LONDON (AP) -- An apparent easing in tensions in the Ukrainian crisis has helped buoy the mood in financial markets Tuesday, prompting a large unwind of the sizeable moves witnessed the previous session.
Stock markets in Europe, including in Moscow and Asia, have clawed back a large chunk of Monday's losses, while oil, gold, wheat and the Japanese yen have given back some of their gains.
The turnaround came after Russian President Vladimir Putin ordered tens of thousands of Russian troops participating in military exercises near Ukraine's eastern border to return to their bases. The mood was further bolstered when Putin said the situation in Ukraine region of Crimea did not require military action. He said the recent moves in the peninsula that have effectively seen Russia take over the peninsula were a humanitarian response to the crisis in Ukraine, and that Russian military involvement would be a last resort.
"Confidence in equity markets has been restored as the standoff between Ukraine and Russia is no longer on red alert," said David Madden, market analyst at IG.
Following on from gains in Asia, European markets have recovered their poise.

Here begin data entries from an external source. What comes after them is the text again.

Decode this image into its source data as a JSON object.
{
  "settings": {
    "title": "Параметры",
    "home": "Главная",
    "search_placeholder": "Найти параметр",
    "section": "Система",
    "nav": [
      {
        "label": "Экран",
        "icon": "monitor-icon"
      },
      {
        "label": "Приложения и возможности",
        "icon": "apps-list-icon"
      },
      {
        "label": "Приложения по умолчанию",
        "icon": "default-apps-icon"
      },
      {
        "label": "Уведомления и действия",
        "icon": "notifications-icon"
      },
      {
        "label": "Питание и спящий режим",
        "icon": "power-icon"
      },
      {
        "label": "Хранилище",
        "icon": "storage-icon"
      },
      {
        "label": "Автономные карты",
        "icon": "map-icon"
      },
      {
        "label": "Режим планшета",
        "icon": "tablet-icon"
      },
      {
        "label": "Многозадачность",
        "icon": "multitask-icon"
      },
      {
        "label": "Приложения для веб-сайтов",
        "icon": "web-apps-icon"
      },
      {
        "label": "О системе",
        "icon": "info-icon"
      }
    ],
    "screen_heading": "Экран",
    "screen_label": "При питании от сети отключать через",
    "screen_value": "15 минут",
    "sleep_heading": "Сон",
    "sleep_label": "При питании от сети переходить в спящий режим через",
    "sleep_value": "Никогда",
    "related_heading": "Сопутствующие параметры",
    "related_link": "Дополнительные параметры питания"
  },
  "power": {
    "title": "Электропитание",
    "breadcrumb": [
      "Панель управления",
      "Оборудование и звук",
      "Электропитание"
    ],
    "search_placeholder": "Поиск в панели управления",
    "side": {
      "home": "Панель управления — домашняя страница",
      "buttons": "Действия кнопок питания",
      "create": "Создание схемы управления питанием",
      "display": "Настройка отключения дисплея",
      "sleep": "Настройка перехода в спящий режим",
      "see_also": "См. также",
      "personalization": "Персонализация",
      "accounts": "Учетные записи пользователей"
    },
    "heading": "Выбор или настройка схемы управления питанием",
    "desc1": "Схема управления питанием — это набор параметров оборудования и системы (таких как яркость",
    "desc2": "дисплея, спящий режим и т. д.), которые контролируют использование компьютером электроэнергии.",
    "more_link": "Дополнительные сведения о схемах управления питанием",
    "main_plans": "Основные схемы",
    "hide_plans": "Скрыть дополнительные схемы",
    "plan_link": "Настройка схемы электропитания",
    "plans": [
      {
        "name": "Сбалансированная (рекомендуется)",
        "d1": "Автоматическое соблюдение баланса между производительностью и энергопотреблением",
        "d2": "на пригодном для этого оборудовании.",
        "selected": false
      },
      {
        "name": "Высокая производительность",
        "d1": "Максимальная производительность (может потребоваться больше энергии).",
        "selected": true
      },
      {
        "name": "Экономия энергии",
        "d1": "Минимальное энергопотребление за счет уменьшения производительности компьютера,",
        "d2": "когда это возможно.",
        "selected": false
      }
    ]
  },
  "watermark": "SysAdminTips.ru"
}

The FTSE 100 index of leading British shares was up 1.6 percent at 6,812 while the CAC-40 in France rose 2.1 percent to 4,383. Germany's DAX, which underperformed the other two on Monday, was 1.8 percent higher at 9,531.
Russia's RTS index, which slumped 12 percent on Monday amid fears that the crisis would escalate and prompt Western powers to impose sanctions on Moscow, recovered too. It was trading 5.2 percent higher Tuesday.
Wall Street was likewise poised for a recovery, with Dow futures and the broader S&P 500 futures up 1 percent.
Elsewhere, many of the assets that were bid up Monday in the wake of a weekend of developments in Ukraine, were in retreat. The benchmark New York crude oil rate was down 1 percent at $103.84 a barrel, while an ounce of gold fell 0.8 percent to $1,336.
However, tensions remain high, particularly in the Ukrainian region of Crimea, as Putin's order does not appear to have had any bearing on troops there.
"As such, markets will remain sensitive to Ukraine-related headlines and further bouts of risk aversion are likely," said Adam Cole, an analyst at RBC Capital Markets.
Developments in Ukraine have dominated the start of what is likely to be a busy week on the economic news front. As well as a raft of U.S. economic data that culminates with Friday's nonfarm payrolls figures for February, investors have the monthly policy meeting from the European Central Bank to monitor.
Earlier in Asia, Japan's Nikkei 225 added 0.5 percent to 14,721.48 and Hong Kong's Hang Seng rose 0.7 percent to 22,657.63. The Sensex in India gained 1.2 percent to 21,187.89 and Australia's S&P/ASX 200 rose by 0.3 percent to 5,400.20.